Aim of the exercise >> Among the lines of the data below, count those that hold the word "amount". Answer with the number alone.

┌──

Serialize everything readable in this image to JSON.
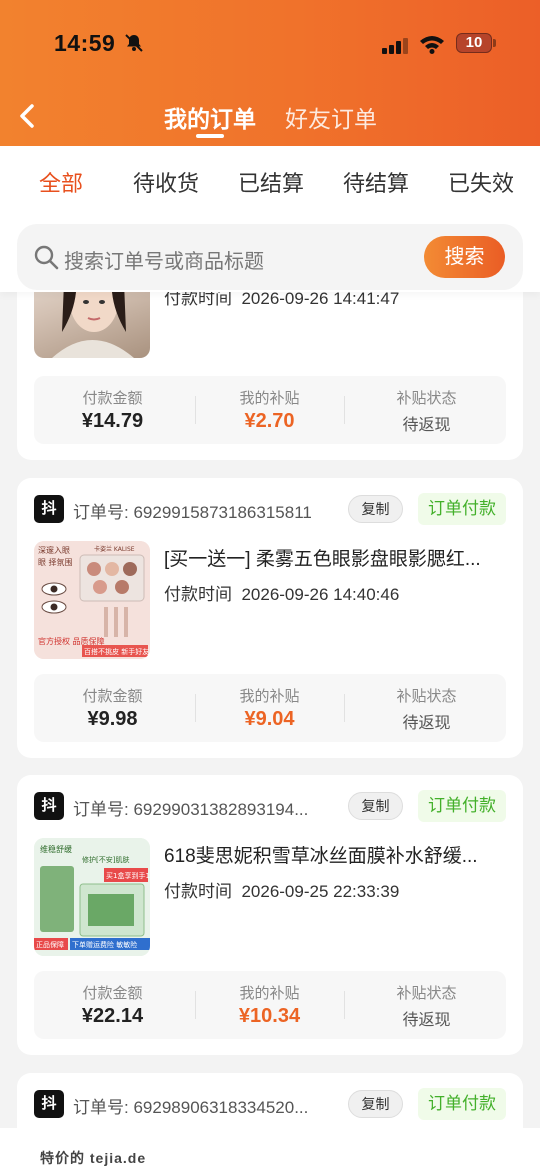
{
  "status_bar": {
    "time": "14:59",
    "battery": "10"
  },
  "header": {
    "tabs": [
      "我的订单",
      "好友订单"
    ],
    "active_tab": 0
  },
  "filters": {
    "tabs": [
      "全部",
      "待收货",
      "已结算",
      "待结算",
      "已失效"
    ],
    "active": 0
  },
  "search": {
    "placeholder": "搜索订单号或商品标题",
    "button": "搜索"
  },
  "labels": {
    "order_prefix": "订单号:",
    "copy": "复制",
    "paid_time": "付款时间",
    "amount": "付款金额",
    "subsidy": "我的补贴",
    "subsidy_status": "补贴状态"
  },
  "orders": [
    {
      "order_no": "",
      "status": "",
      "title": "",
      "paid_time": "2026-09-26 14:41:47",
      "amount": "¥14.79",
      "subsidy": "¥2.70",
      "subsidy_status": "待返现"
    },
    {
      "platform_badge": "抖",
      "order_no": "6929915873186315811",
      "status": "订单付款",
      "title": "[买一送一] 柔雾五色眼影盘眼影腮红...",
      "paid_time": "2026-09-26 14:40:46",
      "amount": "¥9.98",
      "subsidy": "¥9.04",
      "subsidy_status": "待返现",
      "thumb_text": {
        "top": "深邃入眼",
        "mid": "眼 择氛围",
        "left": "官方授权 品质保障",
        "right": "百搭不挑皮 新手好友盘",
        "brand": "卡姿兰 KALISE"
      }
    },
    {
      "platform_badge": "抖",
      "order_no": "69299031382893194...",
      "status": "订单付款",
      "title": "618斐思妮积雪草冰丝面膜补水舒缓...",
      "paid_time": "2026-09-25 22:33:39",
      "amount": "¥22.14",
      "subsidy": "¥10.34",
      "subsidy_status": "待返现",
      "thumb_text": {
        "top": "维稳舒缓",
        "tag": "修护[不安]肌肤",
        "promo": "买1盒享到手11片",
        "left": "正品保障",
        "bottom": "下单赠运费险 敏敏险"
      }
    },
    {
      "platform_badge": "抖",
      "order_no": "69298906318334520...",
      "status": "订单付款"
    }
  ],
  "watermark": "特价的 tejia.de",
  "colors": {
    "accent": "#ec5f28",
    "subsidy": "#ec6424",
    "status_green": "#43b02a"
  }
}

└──

Answer below >> 4